Stored data section start
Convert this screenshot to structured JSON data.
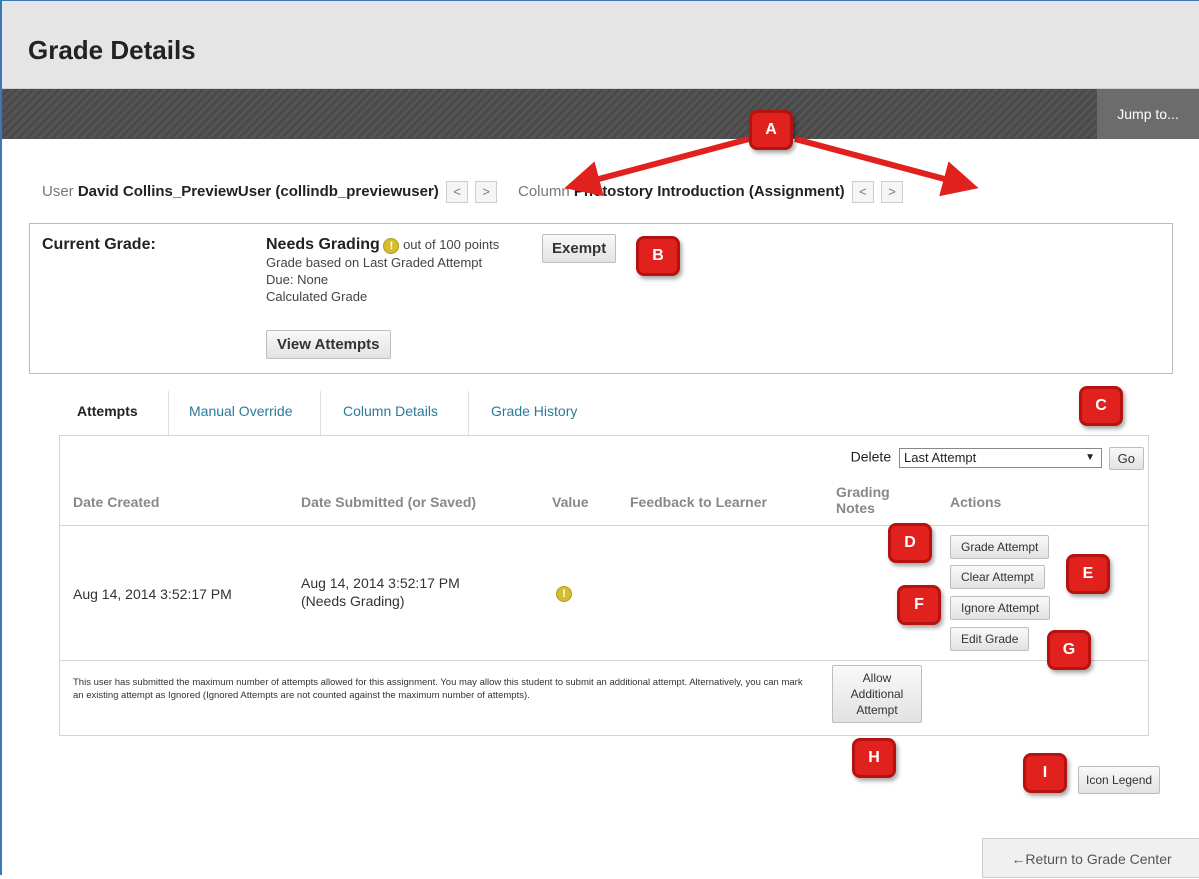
{
  "page": {
    "title": "Grade Details",
    "jump_label": "Jump to..."
  },
  "navigation": {
    "user_label": "User",
    "user_value": "David Collins_PreviewUser (collindb_previewuser)",
    "column_label": "Column",
    "column_value": "Photostory Introduction (Assignment)",
    "prev_glyph": "<",
    "next_glyph": ">"
  },
  "current_grade": {
    "label": "Current Grade:",
    "status": "Needs Grading",
    "out_of": "out of 100 points",
    "exempt_label": "Exempt",
    "basis": "Grade based on Last Graded Attempt",
    "due": "Due: None",
    "calculated": "Calculated Grade",
    "view_attempts_label": "View Attempts"
  },
  "tabs": [
    {
      "label": "Attempts",
      "active": true
    },
    {
      "label": "Manual Override",
      "active": false
    },
    {
      "label": "Column Details",
      "active": false
    },
    {
      "label": "Grade History",
      "active": false
    }
  ],
  "attempts": {
    "delete_label": "Delete",
    "delete_selected": "Last Attempt",
    "go_label": "Go",
    "columns": [
      "Date Created",
      "Date Submitted (or Saved)",
      "Value",
      "Feedback to Learner",
      "Grading Notes",
      "Actions"
    ],
    "row": {
      "date_created": "Aug 14, 2014 3:52:17 PM",
      "date_submitted": "Aug 14, 2014 3:52:17 PM",
      "submitted_status": "(Needs Grading)"
    },
    "actions": [
      "Grade Attempt",
      "Clear Attempt",
      "Ignore Attempt",
      "Edit Grade"
    ],
    "footnote": "This user has submitted the maximum number of attempts allowed for this assignment. You may allow this student to submit an additional attempt. Alternatively, you can mark an existing attempt as Ignored (Ignored Attempts are not counted against the maximum number of attempts).",
    "allow_additional_label": "Allow Additional Attempt"
  },
  "icon_legend_label": "Icon Legend",
  "return_label": "←Return to Grade Center",
  "callouts": [
    "A",
    "B",
    "C",
    "D",
    "E",
    "F",
    "G",
    "H",
    "I"
  ],
  "icons": {
    "warning": "needs-grading-icon"
  },
  "colors": {
    "callout_red": "#e0211d",
    "link_teal": "#2b7a9a",
    "warning_yellow": "#d6bc2f"
  }
}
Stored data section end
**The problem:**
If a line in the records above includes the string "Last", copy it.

**Answer to this task:**
    "basis": "Grade based on Last Graded Attempt",
    "delete_selected": "Last Attempt",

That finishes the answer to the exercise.